Plus, the amount of time pathogens and antigens are in contact with the intestinal walls increases. The result is bacteria overgrowth causing a decrease in the cat’s ability to properly absorb nutrients.
It can also lead to chronic inflammation and inflammatory bowel disease (IBD), which is diagnosed by an ultrasound and biopsy.
Treatment includes probiotics (S boulardii is a very good strain for IBD), gut restoration supplements (balances the bacteria in the gut), diet change, anti-nausea meds, appetite stimulants, B12 injections, and sometimes steroids to help with the inflammation.
When a cat’s skin is itchy, they commonly overgroom to get some sort of comfort. They will also lick their fur when they’re anxious as a coping mechanism. A good rule of thumb is to make sure you cover the easily treatable issues first.
Apply preventative flea treatment and ask your vet about dewormers. After you’ve ruled out those easy-to-fix things, you can start looking at other issues like environmental and food allergies, anxiety, and even other possible medical explanations.
The treatment for environmental allergies covers a large spectrum of different allergy medicines, supplements, and steroids. Food allergies are often managed with a prescription diet. Anxiety can be tackled through behavior modification, along with other helpful tools like acupuncture, pheromone diffusers and sprays, calming collars, and medication.
While not common, large furballs that can’t pass can cause an obstruction that requires surgery or some other intervention. Symptoms of an obstruction (of any object) include:
- Gagging without anything coming up
- Change in personality
- Lethargy or decreased energy level
- Loss of appetite
- Constipation or diarrhea
If you see these symptoms, reach out to your vet immediately, because obstructions are life-threatening.
My Cat Keeps Coughing
When your cat repeatedly coughs but nothing comes up, yes, it can be a hairball, but it can also be a lot of other things, including pneumonia, asthma, or even post nasal drip from an upper respiratory infection.
Do not ignore this behavior. If your cat keeps coughing and nothing is coming up, call your vet. I also recommend trying to get a video of the behavior. It will be very helpful when your vet is performing an assessment to see the exact behavior.
A few hairballs over a long course of time is usually nothing to worry about. If you start seeing frequent hairballs, coughing, or any indication of an obstruction, call your vet. They can advise you on the best next steps based on your cat’s behavior, and help make sure they’re healthy and safe.
Barber, Ellen. AnimalBiome, Your Cat Has Hairballs: Should You Worry?.
Coates, Jennifer. PetMD, Best Cat Food and Treats for Hairballs.

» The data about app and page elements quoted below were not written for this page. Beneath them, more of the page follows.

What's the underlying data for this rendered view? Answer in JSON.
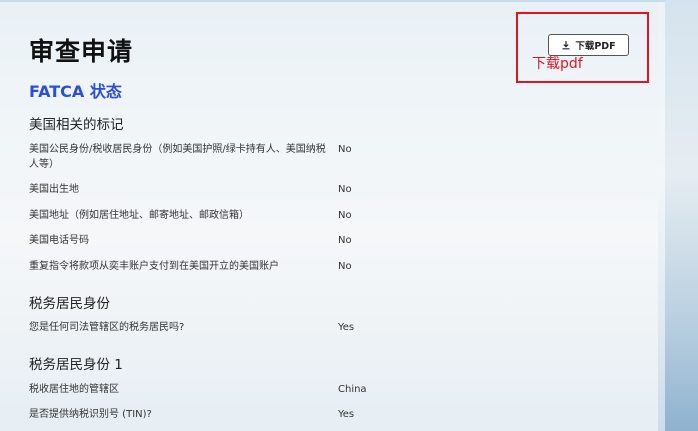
{
  "header": {
    "title": "审查申请",
    "download_label": "下载PDF"
  },
  "annotation": {
    "text": "下载pdf",
    "color": "#e0161e"
  },
  "fatca": {
    "title": "FATCA 状态",
    "us_indicators": {
      "heading": "美国相关的标记",
      "rows": [
        {
          "label": "美国公民身份/税收居民身份（例如美国护照/绿卡持有人、美国纳税人等）",
          "value": "No"
        },
        {
          "label": "美国出生地",
          "value": "No"
        },
        {
          "label": "美国地址（例如居住地址、邮寄地址、邮政信箱）",
          "value": "No"
        },
        {
          "label": "美国电话号码",
          "value": "No"
        },
        {
          "label": "重复指令将款项从奕丰账户支付到在美国开立的美国账户",
          "value": "No"
        }
      ]
    },
    "tax_residency": {
      "heading": "税务居民身份",
      "rows": [
        {
          "label": "您是任何司法管辖区的税务居民吗?",
          "value": "Yes"
        }
      ]
    },
    "tax_residency_1": {
      "heading": "税务居民身份 1",
      "rows": [
        {
          "label": "税收居住地的管辖区",
          "value": "China"
        },
        {
          "label": "是否提供纳税识别号 (TIN)?",
          "value": "Yes"
        }
      ]
    }
  },
  "colors": {
    "accent": "#2b4fd6",
    "annotation": "#e0161e"
  }
}
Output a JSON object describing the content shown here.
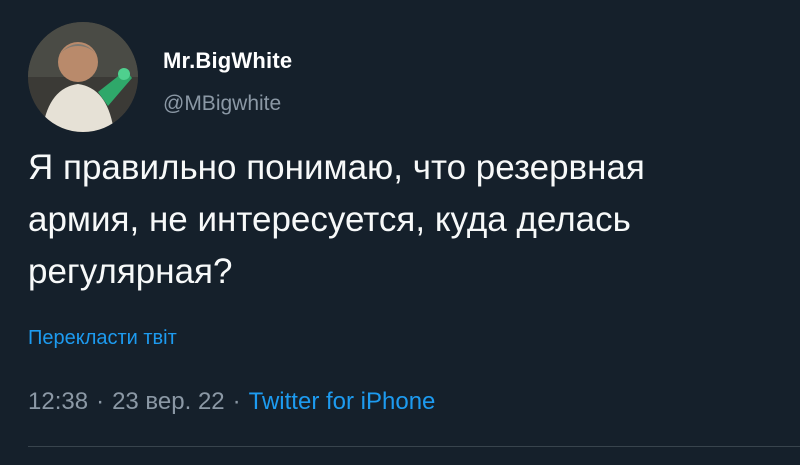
{
  "author": {
    "display_name": "Mr.BigWhite",
    "handle": "@MBigwhite",
    "avatar_icon": "user-avatar-photo"
  },
  "tweet": {
    "text_lines": [
      "Я правильно понимаю, что резервная",
      "армия, не интересуется, куда делась",
      "регулярная?"
    ],
    "translate_label": "Перекласти твіт",
    "time": "12:38",
    "date": "23 вер. 22",
    "separator": "·",
    "source": "Twitter for iPhone"
  },
  "colors": {
    "background": "#15202b",
    "text": "#f7f9f9",
    "secondary": "#8b98a5",
    "accent": "#1d9bf0",
    "divider": "#38444d"
  }
}
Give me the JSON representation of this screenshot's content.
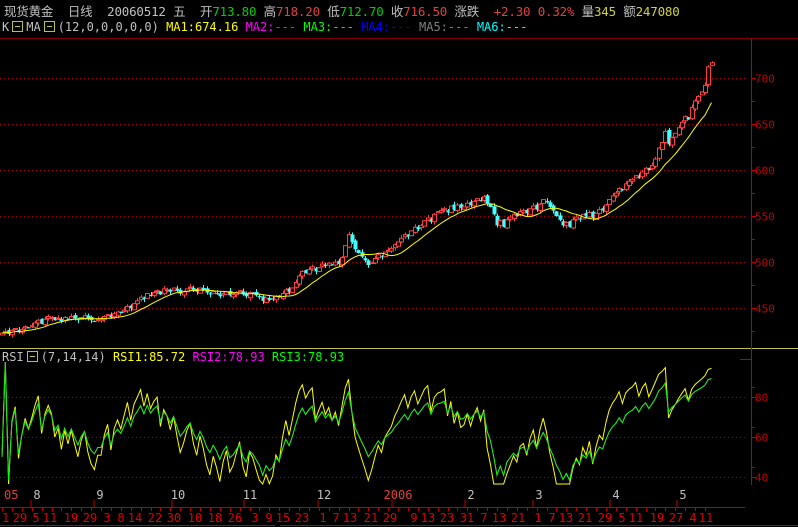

Green, Amanda. MentalFloss, 7 Facts About Hairballs.
Pet Pros Staff. Pet Pros, 3 Ways to Naturally Reduce Hairballs.
Sherck, Margie. Cat Friendly Homes, Hairballs.
Article by Elizabeth Italia 🙋♀️
Cat Behavior & Fostering Specialist